At a high level, the algorithms used by this ASR engine are similar to a typical software implementation. It searches a hidden Markov model (HMM) specified by weighted finite-state transducer (WFST) and deep neural network (DNN) statistical models. An audio waveform is split into frames, each of which is transformed into a high-dimensional feature space. The likelihoods of these feature vectors with respect to the acoustic models are evaluated by a fully-connected, feed-forward DNN. A Viterbi search maintains a set of active hypothesis and combines these likelihoods with transition probabilities from the WFST. At the end of an utterance, the most likely hypothesis is converted to a sequence of words.
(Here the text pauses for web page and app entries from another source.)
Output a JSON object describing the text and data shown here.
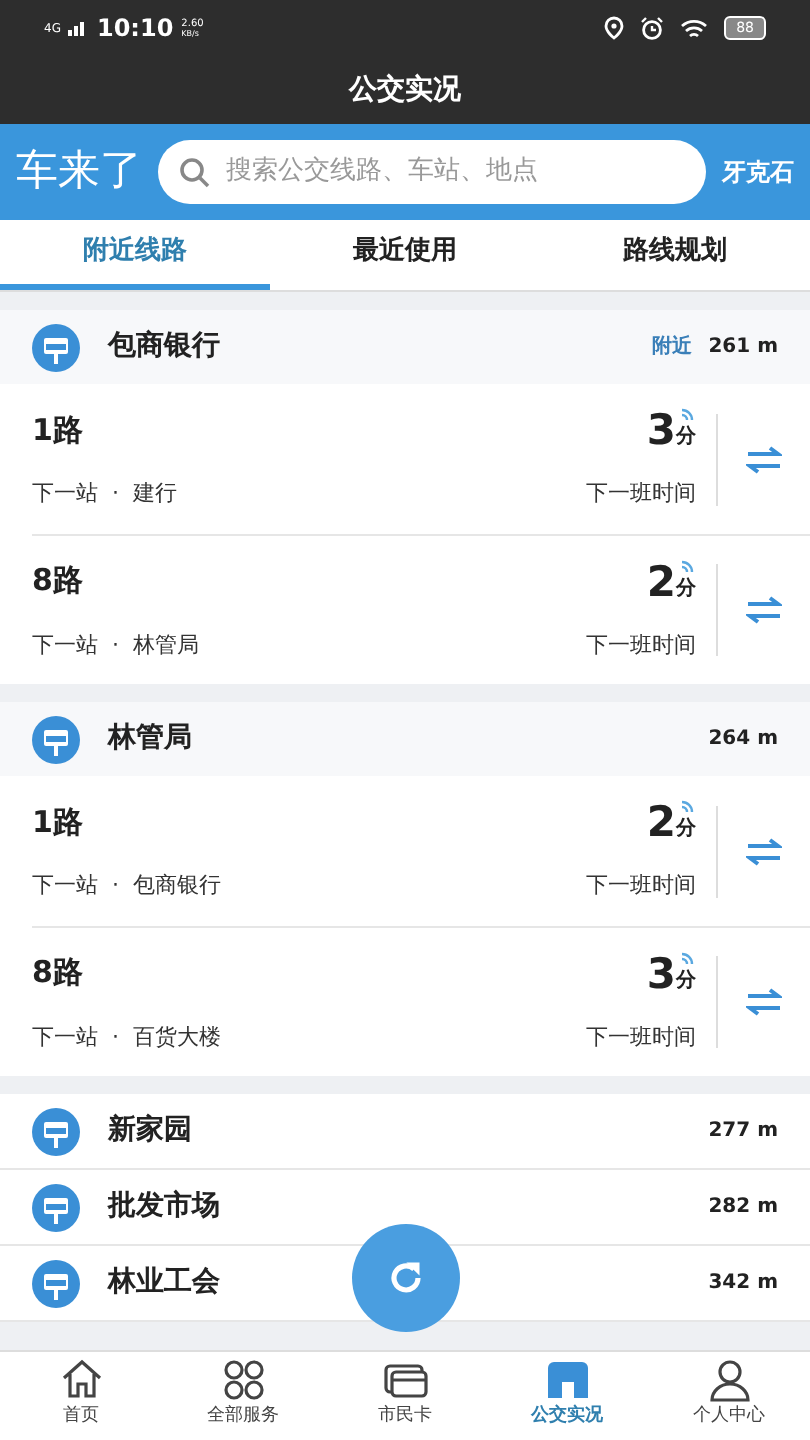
{
  "status_bar": {
    "network": "4G",
    "time": "10:10",
    "speed": "2.60",
    "speed_unit": "KB/s",
    "battery": "88"
  },
  "title": "公交实况",
  "header": {
    "logo": "车来了",
    "search": {
      "placeholder": "搜索公交线路、车站、地点"
    },
    "city": "牙克石"
  },
  "tabs": [
    {
      "label": "附近线路",
      "selected": true
    },
    {
      "label": "最近使用",
      "selected": false
    },
    {
      "label": "路线规划",
      "selected": false
    }
  ],
  "stations": [
    {
      "name": "包商银行",
      "tag": "附近",
      "distance": "261 m",
      "lines": [
        {
          "name": "1路",
          "next_label": "下一站",
          "separator": "·",
          "next_stop": "建行",
          "minutes": "3",
          "unit": "分",
          "caption": "下一班时间"
        },
        {
          "name": "8路",
          "next_label": "下一站",
          "separator": "·",
          "next_stop": "林管局",
          "minutes": "2",
          "unit": "分",
          "caption": "下一班时间"
        }
      ]
    },
    {
      "name": "林管局",
      "distance": "264 m",
      "lines": [
        {
          "name": "1路",
          "next_label": "下一站",
          "separator": "·",
          "next_stop": "包商银行",
          "minutes": "2",
          "unit": "分",
          "caption": "下一班时间"
        },
        {
          "name": "8路",
          "next_label": "下一站",
          "separator": "·",
          "next_stop": "百货大楼",
          "minutes": "3",
          "unit": "分",
          "caption": "下一班时间"
        }
      ]
    },
    {
      "name": "新家园",
      "distance": "277 m"
    },
    {
      "name": "批发市场",
      "distance": "282 m"
    },
    {
      "name": "林业工会",
      "distance": "342 m"
    }
  ],
  "bottom_nav": [
    {
      "label": "首页",
      "kind": "home",
      "selected": false
    },
    {
      "label": "全部服务",
      "kind": "grid",
      "selected": false
    },
    {
      "label": "市民卡",
      "kind": "card",
      "selected": false
    },
    {
      "label": "公交实况",
      "kind": "bus",
      "selected": true
    },
    {
      "label": "个人中心",
      "kind": "person",
      "selected": false
    }
  ]
}
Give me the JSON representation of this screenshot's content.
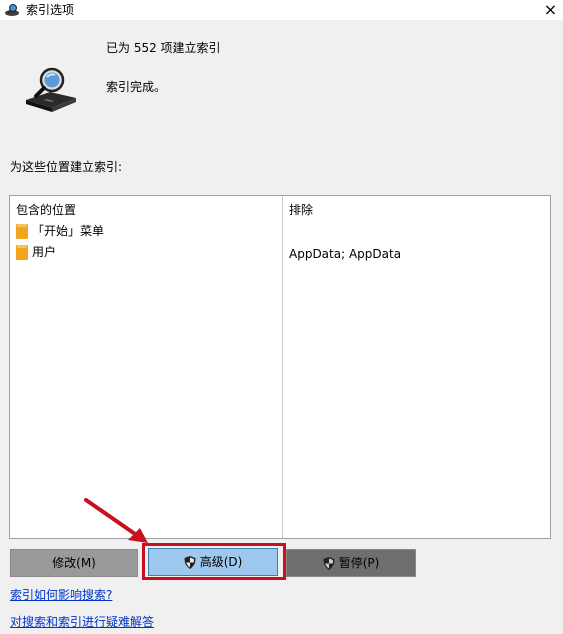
{
  "window": {
    "title": "索引选项",
    "close_glyph": "×"
  },
  "status": {
    "indexed_line": "已为 552 项建立索引",
    "complete_line": "索引完成。",
    "icon": "magnifier-drive-icon"
  },
  "locations": {
    "section_label": "为这些位置建立索引:",
    "headers": {
      "included": "包含的位置",
      "excluded": "排除"
    },
    "rows": [
      {
        "included": "「开始」菜单",
        "excluded": ""
      },
      {
        "included": "用户",
        "excluded": "AppData; AppData"
      }
    ]
  },
  "buttons": {
    "modify": "修改(M)",
    "advanced": "高级(D)",
    "pause": "暂停(P)"
  },
  "links": {
    "how_affects_search": "索引如何影响搜索?",
    "troubleshoot": "对搜索和索引进行疑难解答"
  },
  "colors": {
    "highlight_frame": "#c8101e",
    "advanced_button": "#9fc8ee",
    "link": "#0033cc",
    "folder": "#f2a51c"
  }
}
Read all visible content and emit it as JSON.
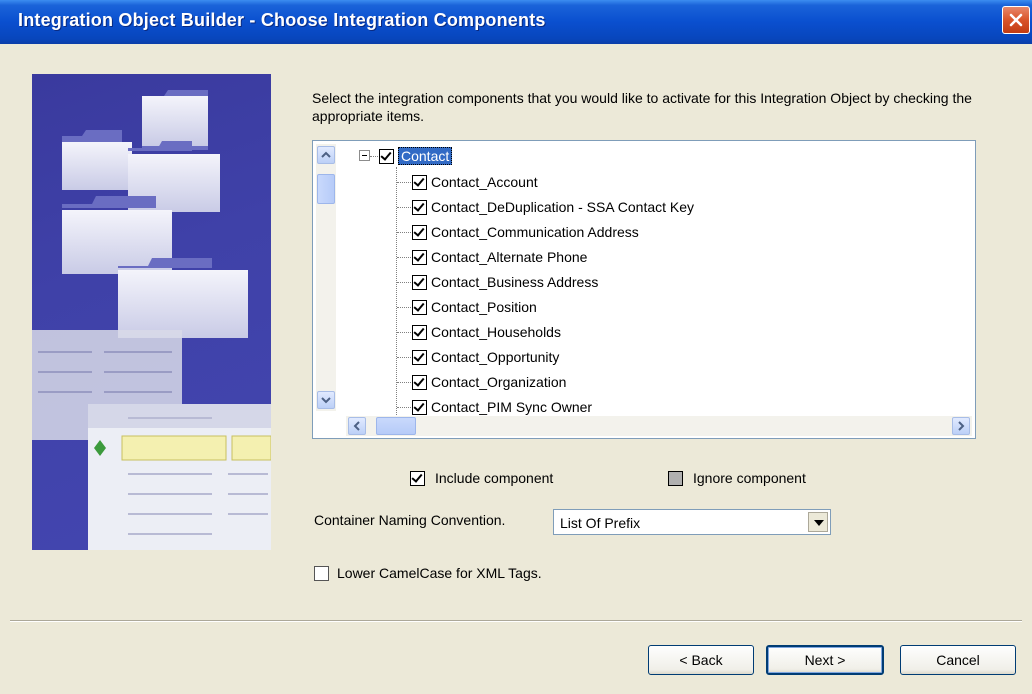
{
  "window": {
    "title": "Integration Object Builder - Choose Integration Components"
  },
  "intro": {
    "text": "Select the integration components that you would like to activate for this Integration Object by checking the appropriate items."
  },
  "tree": {
    "root": {
      "label": "Contact",
      "checked": true,
      "expanded": true
    },
    "children": [
      {
        "label": "Contact_Account",
        "checked": true
      },
      {
        "label": "Contact_DeDuplication - SSA Contact Key",
        "checked": true
      },
      {
        "label": "Contact_Communication Address",
        "checked": true
      },
      {
        "label": "Contact_Alternate Phone",
        "checked": true
      },
      {
        "label": "Contact_Business Address",
        "checked": true
      },
      {
        "label": "Contact_Position",
        "checked": true
      },
      {
        "label": "Contact_Households",
        "checked": true
      },
      {
        "label": "Contact_Opportunity",
        "checked": true
      },
      {
        "label": "Contact_Organization",
        "checked": true
      },
      {
        "label": "Contact_PIM Sync Owner",
        "checked": true
      }
    ]
  },
  "legend": {
    "include_label": "Include component",
    "ignore_label": "Ignore component"
  },
  "naming": {
    "label": "Container Naming Convention.",
    "value": "List Of Prefix"
  },
  "camelcase": {
    "label": "Lower CamelCase for XML Tags.",
    "checked": false
  },
  "buttons": {
    "back": "< Back",
    "next": "Next >",
    "cancel": "Cancel"
  },
  "colors": {
    "titlebar": "#0a4fcf",
    "selection": "#316ac5",
    "dialog_bg": "#ece9d8"
  }
}
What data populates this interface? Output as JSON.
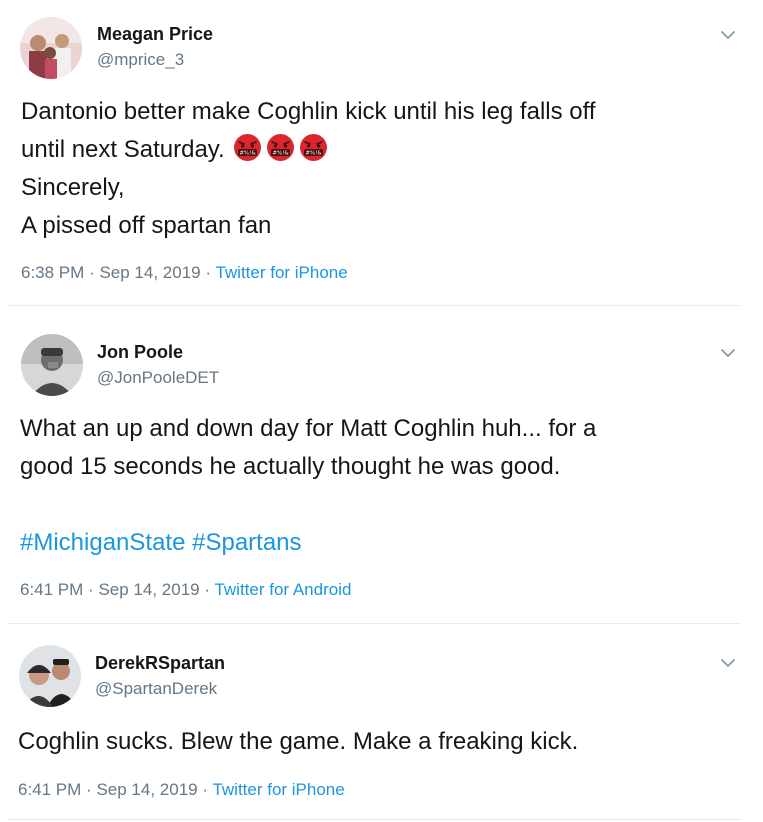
{
  "tweets": [
    {
      "name": "Meagan Price",
      "handle": "@mprice_3",
      "lines": [
        "Dantonio better make Coghlin kick until his leg falls off",
        "until next Saturday.",
        "Sincerely,",
        "A pissed off spartan fan"
      ],
      "emojis": [
        "face-with-symbols-on-mouth-icon",
        "face-with-symbols-on-mouth-icon",
        "face-with-symbols-on-mouth-icon"
      ],
      "time": "6:38 PM",
      "date": "Sep 14, 2019",
      "source": "Twitter for iPhone"
    },
    {
      "name": "Jon Poole",
      "handle": "@JonPooleDET",
      "lines": [
        "What an up and down day for Matt Coghlin huh... for a",
        "good 15 seconds he actually thought he was good."
      ],
      "hashtags": [
        "#MichiganState",
        "#Spartans"
      ],
      "time": "6:41 PM",
      "date": "Sep 14, 2019",
      "source": "Twitter for Android"
    },
    {
      "name": "DerekRSpartan",
      "handle": "@SpartanDerek",
      "lines": [
        "Coghlin sucks. Blew the game. Make a freaking kick."
      ],
      "time": "6:41 PM",
      "date": "Sep 14, 2019",
      "source": "Twitter for iPhone"
    }
  ],
  "meta_separator": "·",
  "colors": {
    "text": "#14171a",
    "secondary": "#657786",
    "link": "#1b95e0",
    "divider": "#e6ecf0"
  }
}
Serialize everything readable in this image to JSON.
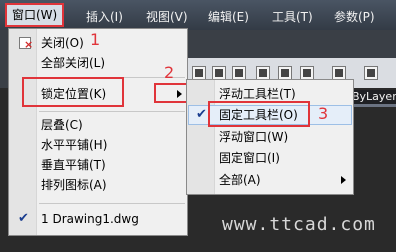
{
  "menubar": {
    "items": [
      "窗口(W)",
      "插入(I)",
      "视图(V)",
      "编辑(E)",
      "工具(T)",
      "参数(P)"
    ]
  },
  "window_menu": {
    "items": [
      {
        "label": "关闭(O)",
        "icon": "close-window-icon"
      },
      {
        "label": "全部关闭(L)"
      },
      {
        "label": "锁定位置(K)",
        "has_submenu": true
      },
      {
        "label": "层叠(C)"
      },
      {
        "label": "水平平铺(H)"
      },
      {
        "label": "垂直平铺(T)"
      },
      {
        "label": "排列图标(A)"
      },
      {
        "label": "1 Drawing1.dwg",
        "checked": true
      }
    ]
  },
  "lock_submenu": {
    "items": [
      {
        "label": "浮动工具栏(T)"
      },
      {
        "label": "固定工具栏(O)",
        "checked": true
      },
      {
        "label": "浮动窗口(W)"
      },
      {
        "label": "固定窗口(I)"
      },
      {
        "label": "全部(A)",
        "has_submenu": true
      }
    ]
  },
  "annotations": {
    "n1": "1",
    "n2": "2",
    "n3": "3"
  },
  "layer_combo": "ByLayer",
  "watermark": "www.ttcad.com",
  "colors": {
    "highlight_red": "#e0343a",
    "menubar_bg": "#3d4653",
    "menu_bg": "#f0f0f0"
  }
}
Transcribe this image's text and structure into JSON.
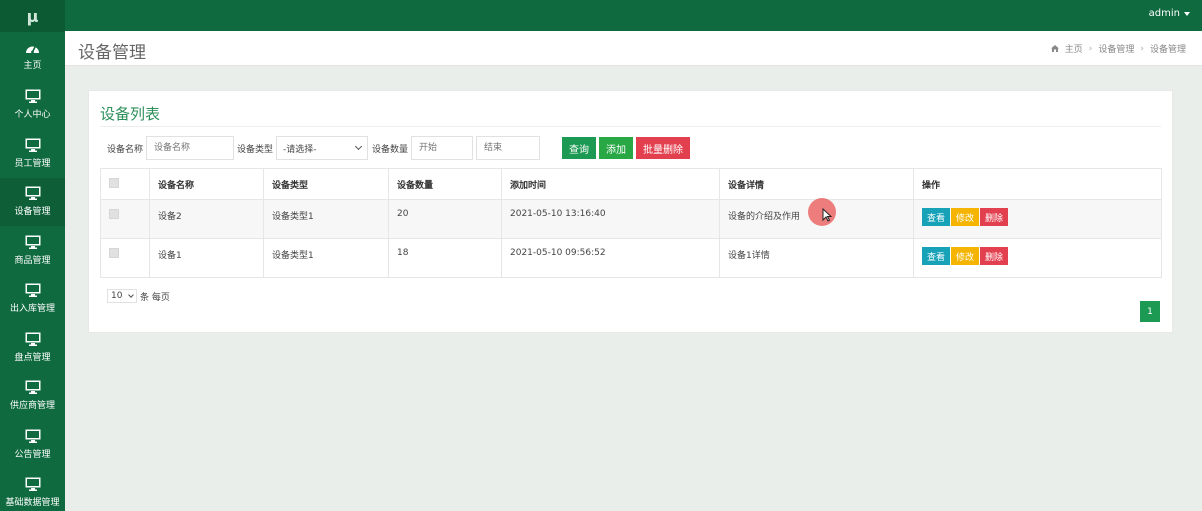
{
  "sidebar": {
    "logo": "μ",
    "items": [
      {
        "label": "主页",
        "icon": "dashboard-icon"
      },
      {
        "label": "个人中心",
        "icon": "monitor-icon"
      },
      {
        "label": "员工管理",
        "icon": "monitor-icon"
      },
      {
        "label": "设备管理",
        "icon": "monitor-icon"
      },
      {
        "label": "商品管理",
        "icon": "monitor-icon"
      },
      {
        "label": "出入库管理",
        "icon": "monitor-icon"
      },
      {
        "label": "盘点管理",
        "icon": "monitor-icon"
      },
      {
        "label": "供应商管理",
        "icon": "monitor-icon"
      },
      {
        "label": "公告管理",
        "icon": "monitor-icon"
      },
      {
        "label": "基础数据管理",
        "icon": "monitor-icon"
      }
    ]
  },
  "topbar": {
    "user": "admin"
  },
  "header": {
    "title": "设备管理",
    "breadcrumb": [
      "主页",
      "设备管理",
      "设备管理"
    ]
  },
  "card": {
    "title": "设备列表"
  },
  "search": {
    "name_label": "设备名称",
    "name_placeholder": "设备名称",
    "type_label": "设备类型",
    "type_selected": "-请选择-",
    "count_label": "设备数量",
    "start_placeholder": "开始",
    "end_placeholder": "结束",
    "query_btn": "查询",
    "add_btn": "添加",
    "batch_delete_btn": "批量删除"
  },
  "table": {
    "columns": [
      "设备名称",
      "设备类型",
      "设备数量",
      "添加时间",
      "设备详情",
      "操作"
    ],
    "rows": [
      {
        "name": "设备2",
        "type": "设备类型1",
        "count": "20",
        "time": "2021-05-10 13:16:40",
        "detail": "设备的介绍及作用"
      },
      {
        "name": "设备1",
        "type": "设备类型1",
        "count": "18",
        "time": "2021-05-10 09:56:52",
        "detail": "设备1详情"
      }
    ],
    "actions": {
      "view": "查看",
      "edit": "修改",
      "delete": "删除"
    }
  },
  "pager": {
    "page_size": "10",
    "page_size_suffix": "条 每页",
    "current_page": "1"
  },
  "colors": {
    "brand": "#0f6a3f",
    "accent_green": "#1c9a54",
    "danger": "#e3404f",
    "warning": "#f4b400",
    "info": "#17a2b8"
  }
}
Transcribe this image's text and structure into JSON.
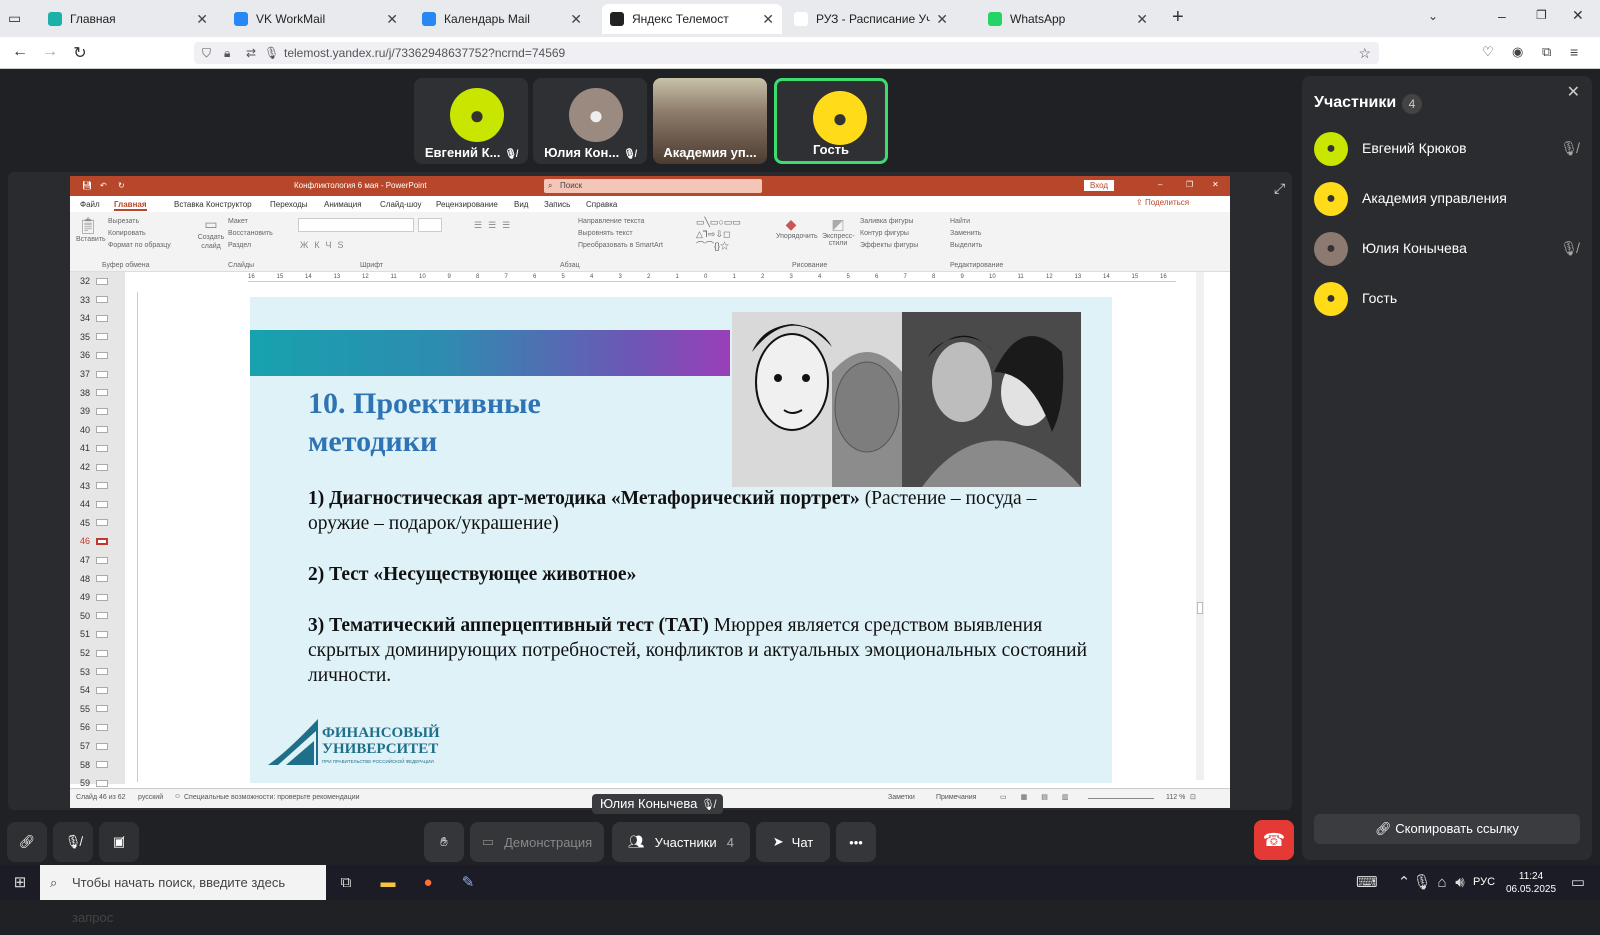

Both the acoustic modeling and search are typically memory-intensive processes that become a performance and power bottleneck. The Inventors mitigate this bottleneck by reducing off-chip bandwidth from three sources: 1) The acoustic model (DNN) parameters, which they train with all layers having a comparable number of nodes to maximize on-chip memory utilization; 2) The search graph (WEST) parameters, for which they use on-chip caching to reduce bandwidth and compress WEST with application-specific encodings to maximize hit rates; and 3) The static lattice snapshots constructed by the Viterbi algorithm to represents word hypotheses, which are stored on-chip rather than in external memory to create a much smaller data structure.